Translate this page:

Translate this page:

Translate this page

Thursday, November 11, 2010

Scrap notes: Automating Questions asked to Mythic GME

This post may re-hash some old ideas that I've gathered from others, but hopefully there are some "fresh" ideas in here as well, if not a better structure to what has already been suggested.

Regardless, my obsession with obtaining the illusion that I'm not driving an RPG story continues.The way that Mythic GME works is that the player asks it questions, which it answers via the "mental ink blotch" to paraphrase one member of the Mythic group. It's a simple, clean and brilliant idea; a gigantic step in the direction I want to go-- which is to reliquish as much control as I can to the system.

Tom Pigeon, creator of Mythic, points out in the text that players can potentially "cheat" by framing questions in a certain way. Having the ability to choose what questions you ask still gives the player a huge amount of control over what territory the story will go into. So it seems logical to me that in order to achieve that goal, maybe I should let the system dictate what questions get asked. The only control I want to have is how my PC reacts.

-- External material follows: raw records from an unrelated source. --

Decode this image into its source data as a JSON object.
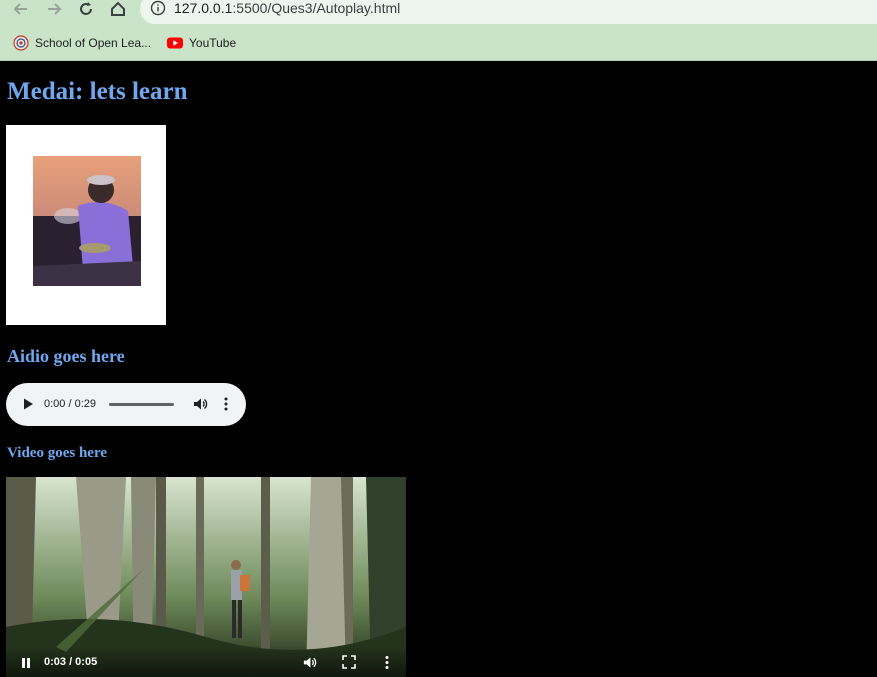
{
  "browser": {
    "url_host": "127.0.0.1",
    "url_path": ":5500/Ques3/Autoplay.html",
    "bookmarks": [
      {
        "label": "School of Open Lea...",
        "icon": "school-emblem-icon"
      },
      {
        "label": "YouTube",
        "icon": "youtube-icon"
      }
    ]
  },
  "page": {
    "heading": "Medai: lets learn",
    "audio_heading": "Aidio goes here",
    "video_heading": "Video goes here"
  },
  "audio_player": {
    "time": "0:00 / 0:29"
  },
  "video_player": {
    "time": "0:03 / 0:05",
    "state": "playing"
  },
  "colors": {
    "chrome": "#c9e4c9",
    "heading": "#6fa8ef",
    "page_bg": "#000000"
  }
}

So here is an example of what I'm thinking about (a random table to generate open ended questions for the "setting/scenery"):

So, for example, I might generate questions like:
"Who was the house constructed by?" and then have Mythic GME answer. To me, this would enrich the world in unexpected ways.
My further thought is that you could have similar tables customized for NPC demeanors, or even for generating the situation (though Mythic already does that).
I can see how having many tables could slow down the action, but if these were stored inside a program, then the generation of them would be a breeze. I have further thoughts on how to structure all of this further, which I need to work out, but I guess I would describe it as a loose map, where the outlines are the questions, placed at certain pre-determined points in the road (interesting post here).

Edit 11/21/2010:

I tried playing around with a couple of tables for a short noir scene, but it didn't quite work the way I expected. I had a "life path" table and a "location" table. The life path table generated some interesting questions, which fleshed out my protagonist, but it didn't generate a lot of what I considered important questions such as profession, etc. Either I need to change my thinking about what is important, or I need to work something else out.

I'm thinking that maybe a flowchart with what the player considers essential questions about a character might work better, and then another table to further flesh out the character in unexpected ways. Likewise, straight old fashioned tables with things like professions, or a real "life path" table like the Cyberpunk one might be what is needed.

The "location" table was even less successful, in my estimation. I just didn't care for what I was rolling, but then again I was just rolling at random, just to swee what kind of questions would be generated. Again, I'm now thinking that old fashioned table with types of terrains, etc, would be more appropriate to front load a sort of area map. The "location questions" table could still be helpful in giving that area map some color and history.

In a nutshell, have old fashioned tables, or a flowchart, to build a sort of skeleton for your characters, and locations. Then save the question generating tables for the fleshing out.

The problem is going to be coming up with a tight set of entries in those tables that do not generate nonsensical questions. Perhaps it would help to keep the questions as yes/no type questions, and avoid complex questions.

If all of that still does not work the way I expect, another approach I'm thinking about is filing away one's interpretations of Mythic's answers into a table, except those interpretations should be somewhat vague. More specific that mythic's word combinations, but vague enough like a horoscope. Enough for you to fill in some blanks, but give you structure.

No comments:

Post a Comment

Please feel free to leave comments, suggestions, ideas.